Misrepresenting Renée Ferguson(Re: “Students protest Israeli occupation,” 8 April 2002)I was disappointed and hurt when I opened the Varsity on Monday afternoon to see that my reasons for attending the rally in front of the Israeli consulate were misrepresented by Ms. Little and reduced to post-September 11 jargon. It’s true, I am concerned with the popular political rhetoric of constructing the “political enemy” as a terrorist since September 11. However, my point was that the violence we have seen in the Middle East is similar to that in Colombia, Zimbabwe and many other places on the map in that it cannot be reduced to the simplicity of terrorism. This is violence that occurs when neo-imperialism, legacies of colonialism and racialization of communities of peoples deny them land, humanity and rights. When I spoke to Ms. Little, I thought I had made myself clear. I ask that the Varsity try harder to represent people more accurately in their stories, as these mistakes can cause damage and misunderstanding when we are working toward peace and understanding.Renée Ferguson
Contrast with radical environmentalists like David Suzuki(Re: “Bend over and kiss your ass goodbye,” 3 April 2002)Kudos to Jeremy Nelson for his refreshing perspective on global warming. The subtitle said it best—it’s “not about saving the earth, it’s about saving ourselves.”
Progressive Conservatives—like myself and Joe Clark—who support the Kyoto Pact do so because of our duty to not deny future generations in Canada and elsewhere the liveable planet we enjoy.
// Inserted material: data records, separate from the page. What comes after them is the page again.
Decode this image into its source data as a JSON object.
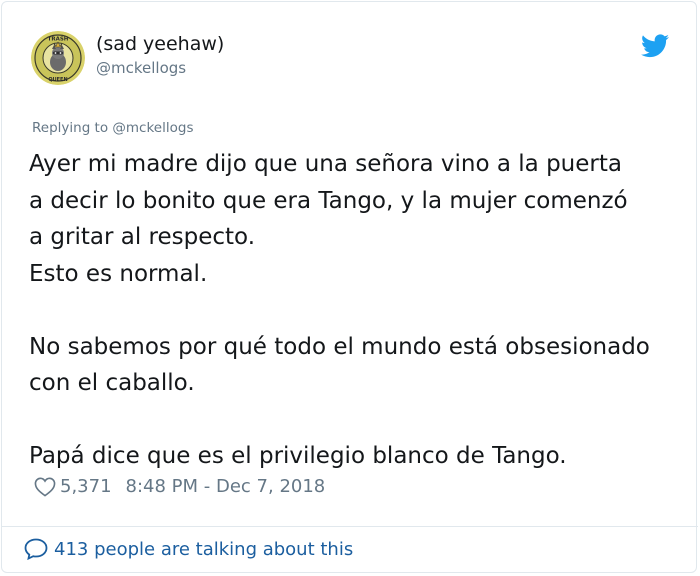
{
  "user": {
    "display_name": "(sad yeehaw)",
    "handle": "@mckellogs",
    "avatar_icon": "trash-queen-badge",
    "avatar_text_top": "TRASH",
    "avatar_text_bottom": "QUEEN"
  },
  "reply": {
    "text": "Replying to @mckellogs"
  },
  "tweet": {
    "lines": [
      "Ayer mi madre dijo que una señora vino a la puerta",
      "a decir lo bonito que era Tango, y la mujer comenzó",
      "a gritar al respecto.",
      "Esto es normal.",
      "",
      "No sabemos por qué todo el mundo está obsesionado",
      "con el caballo.",
      "",
      "Papá dice que es el privilegio blanco de Tango."
    ]
  },
  "meta": {
    "likes": "5,371",
    "timestamp": "8:48 PM - Dec 7, 2018"
  },
  "footer": {
    "talking_text": "413 people are talking about this"
  },
  "colors": {
    "twitter_blue": "#1da1f2",
    "link_blue": "#1b5e9f",
    "muted_gray": "#657786",
    "text": "#14171a"
  }
}
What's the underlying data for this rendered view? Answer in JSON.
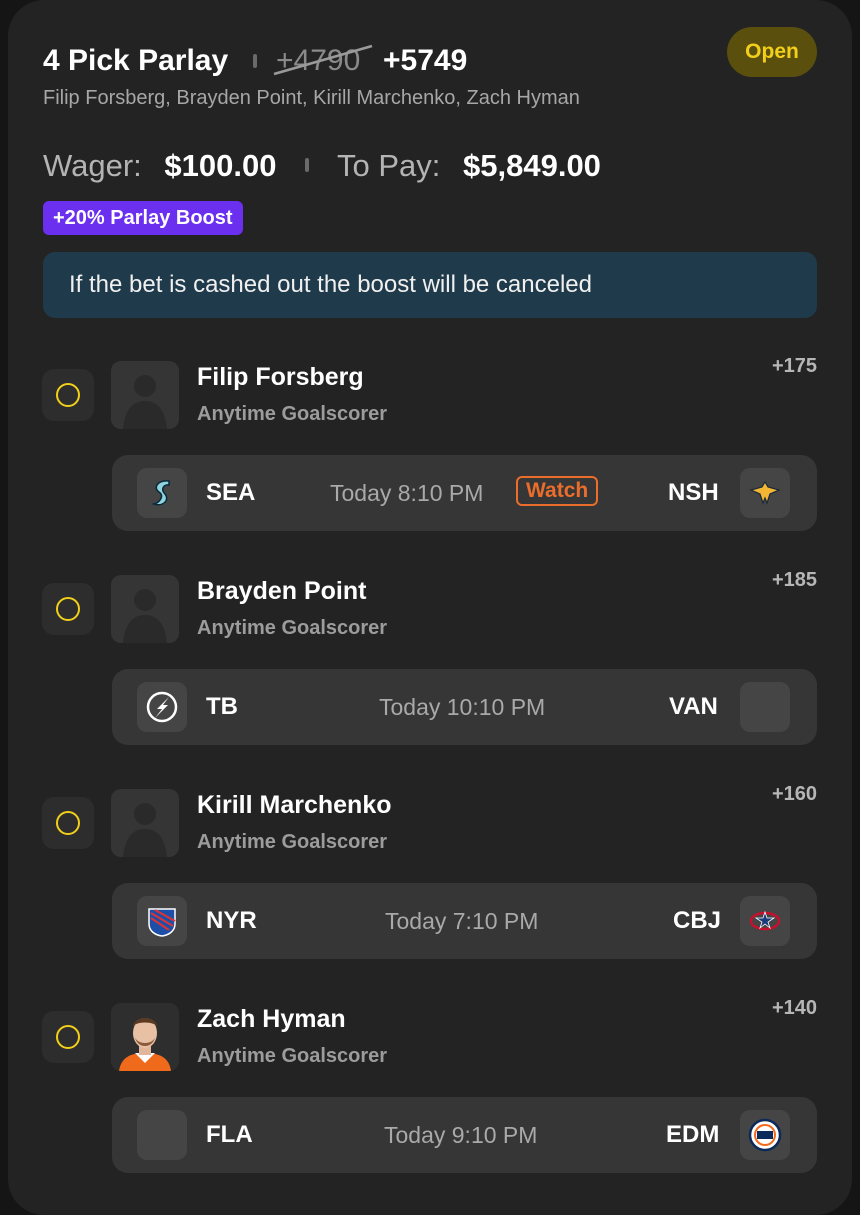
{
  "header": {
    "title": "4 Pick Parlay",
    "original_odds": "+4790",
    "boosted_odds": "+5749",
    "status_badge": "Open",
    "players_summary": "Filip Forsberg, Brayden Point, Kirill Marchenko, Zach Hyman"
  },
  "wager": {
    "wager_label": "Wager:",
    "wager_amount": "$100.00",
    "payout_label": "To Pay:",
    "payout_amount": "$5,849.00"
  },
  "boost_label": "+20% Parlay Boost",
  "notice": "If the bet is cashed out the boost will be canceled",
  "colors": {
    "accent_yellow": "#f2cf1a",
    "boost_purple": "#6b2ff0",
    "watch_orange": "#ea6d2c",
    "notice_bg": "#1f3a4a"
  },
  "legs": [
    {
      "player": "Filip Forsberg",
      "market": "Anytime Goalscorer",
      "odds": "+175",
      "avatar_icon": "player-silhouette-icon",
      "away_team": "SEA",
      "away_logo": "kraken-logo-icon",
      "home_team": "NSH",
      "home_logo": "predators-logo-icon",
      "time": "Today 8:10 PM",
      "watch_label": "Watch"
    },
    {
      "player": "Brayden Point",
      "market": "Anytime Goalscorer",
      "odds": "+185",
      "avatar_icon": "player-silhouette-icon",
      "away_team": "TB",
      "away_logo": "lightning-logo-icon",
      "home_team": "VAN",
      "home_logo": "team-logo-placeholder-icon",
      "time": "Today 10:10 PM"
    },
    {
      "player": "Kirill Marchenko",
      "market": "Anytime Goalscorer",
      "odds": "+160",
      "avatar_icon": "player-silhouette-icon",
      "away_team": "NYR",
      "away_logo": "rangers-logo-icon",
      "home_team": "CBJ",
      "home_logo": "blue-jackets-logo-icon",
      "time": "Today 7:10 PM"
    },
    {
      "player": "Zach Hyman",
      "market": "Anytime Goalscorer",
      "odds": "+140",
      "avatar_icon": "player-photo-icon",
      "away_team": "FLA",
      "away_logo": "team-logo-placeholder-icon",
      "home_team": "EDM",
      "home_logo": "oilers-logo-icon",
      "time": "Today 9:10 PM"
    }
  ]
}
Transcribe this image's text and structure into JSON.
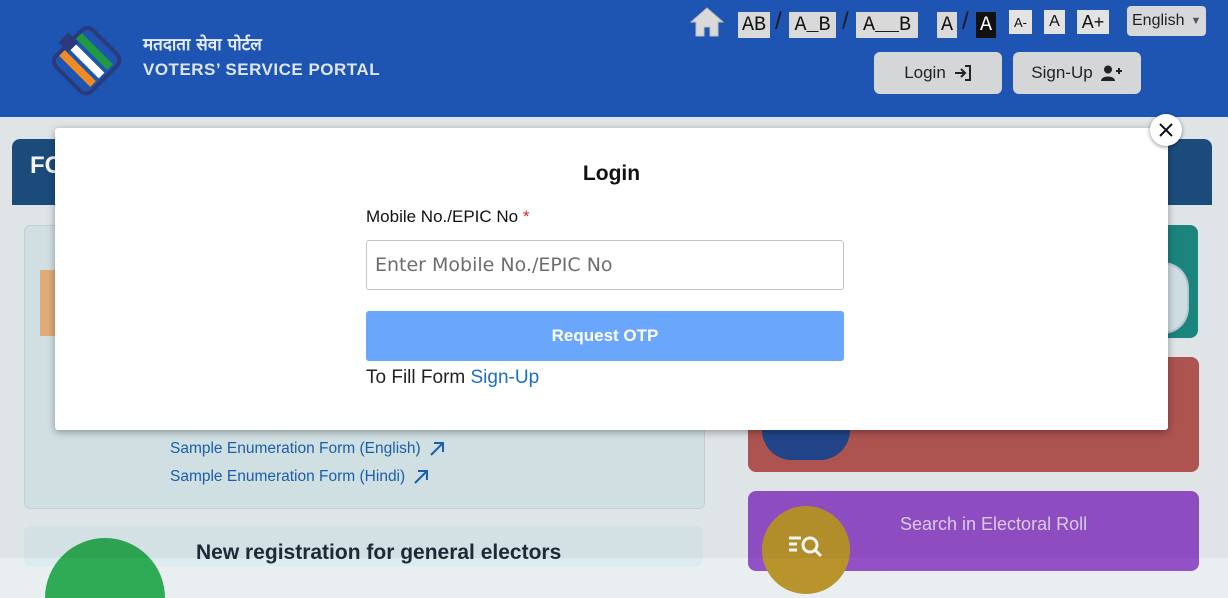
{
  "header": {
    "brand_hindi": "मतदाता सेवा पोर्टल",
    "brand_english": "VOTERS’ SERVICE PORTAL",
    "home_icon": "home-icon",
    "spacing_options": [
      "AB",
      "A_B",
      "A__B"
    ],
    "contrast_options": [
      "A",
      "A"
    ],
    "font_size_options": [
      "A-",
      "A",
      "A+"
    ],
    "language": {
      "selected": "English"
    },
    "login_label": "Login",
    "signup_label": "Sign-Up"
  },
  "background": {
    "section_title_partial": "FC",
    "links": [
      "Sample Enumeration Form (English)",
      "Sample Enumeration Form (Hindi)"
    ],
    "section_heading_partial": "New registration for general electors",
    "red_card_text_partial": "...",
    "purple_card_title": "Search in Electoral Roll",
    "purple_card_subtitle_partial": "..."
  },
  "modal": {
    "title": "Login",
    "field_label": "Mobile No./EPIC No",
    "required_mark": "*",
    "input_placeholder": "Enter Mobile No./EPIC No",
    "input_value": "",
    "submit_label": "Request OTP",
    "footer_text": "To Fill Form",
    "footer_link": "Sign-Up",
    "close_label": "X"
  },
  "colors": {
    "header_bg": "#1f55b2",
    "primary_button": "#6aa6fb",
    "link": "#1b6fc4",
    "required": "#d9262c"
  }
}
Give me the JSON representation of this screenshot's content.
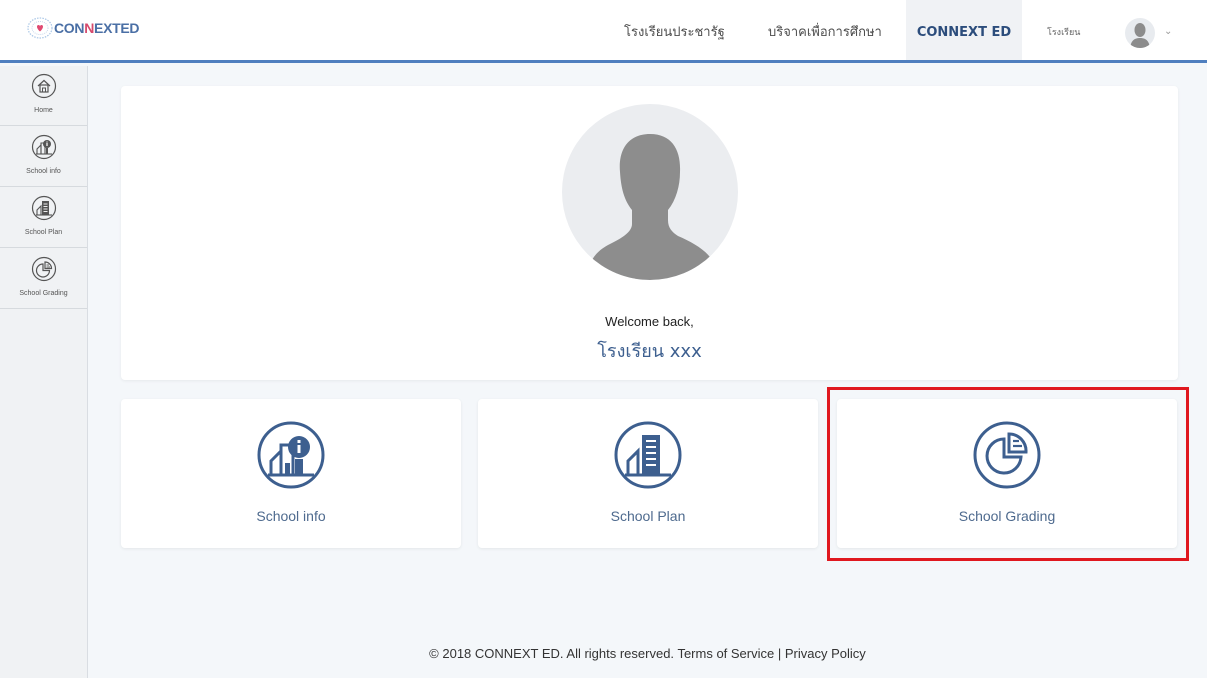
{
  "header": {
    "logo": {
      "part1": "CON",
      "part2": "N",
      "part3": "EXTED"
    },
    "nav": [
      {
        "label": "โรงเรียนประชารัฐ"
      },
      {
        "label": "บริจาคเพื่อการศึกษา"
      },
      {
        "label": "CONNEXT ED"
      },
      {
        "label": "โรงเรียน"
      }
    ]
  },
  "sidebar": {
    "items": [
      {
        "label": "Home",
        "icon": "home-icon"
      },
      {
        "label": "School info",
        "icon": "school-info-icon"
      },
      {
        "label": "School Plan",
        "icon": "school-plan-icon"
      },
      {
        "label": "School Grading",
        "icon": "school-grading-icon"
      }
    ]
  },
  "welcome": {
    "greeting": "Welcome back,",
    "school_name": "โรงเรียน xxx"
  },
  "tiles": [
    {
      "label": "School info",
      "icon": "school-info-icon"
    },
    {
      "label": "School Plan",
      "icon": "school-plan-icon"
    },
    {
      "label": "School Grading",
      "icon": "school-grading-icon"
    }
  ],
  "footer": {
    "copyright": "© 2018 CONNEXT ED. All rights reserved.",
    "terms": "Terms of Service",
    "separator": "|",
    "privacy": "Privacy Policy"
  },
  "colors": {
    "accent": "#4f7fbf",
    "icon": "#3d5f8f",
    "highlight": "#e0181f"
  }
}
An irresponsible attitude toward the environment is morally equivalent to government deficit spending—sending a bill to the unborn for our own profligacy.
This position contrasts sharply with that adopted by more radical environmentalists.
David Suzuki, for example, seems to attach a pseudo-spiritual dimension to the question. In his Convocation Hall speech last week, he took a very absolutist view, suggesting that disposing of our waste in the world around us—as all animals do—is categorically wrong. Nor did he give much recognition to the economic costs of radical environmentalism.
Ultimately, we don’t need any sort of spiritual attunement to the earth to support Kyoto and other moderate, scientifically sound environmental measures. Just a bit of foresight and an instinct for self-preservation.Noel Semple
Statement and apology
On April 3 of this year, the Varsity published an extremely provocative opinions article entitled “The war against terrorism is a war against Islam.” Many students on campus have expressed grave concerns about this article. As such, the Varsity has decided to make a public statement regarding this article and the concerns it has given rise to within the community.
Firstly, guest editorials—such as the one in question—published by the Varsity do not necessarily reflect the views of the collective staff and masthead. There is a clearly marked editorial in every issue of the Varsity in which the newspaper’s collective editorial stance is reflected, entirely separate from the individual opinion pieces published in their own section of the paper.
Secondly, the Varsity recognizes that a number of statements and arguments contained in the article were hurtful and based on an out-of-context and/or inaccurate interpretation of Koran and Islam.
We extend our sincerest apologies. The decision to publish this article was at best in poor taste and at worst disrespectful to a significant number of students.
Thirdly, the Varsity has put in place a more thorough and incisive vetting process for opinion articles to ensure such concerns do not arise again.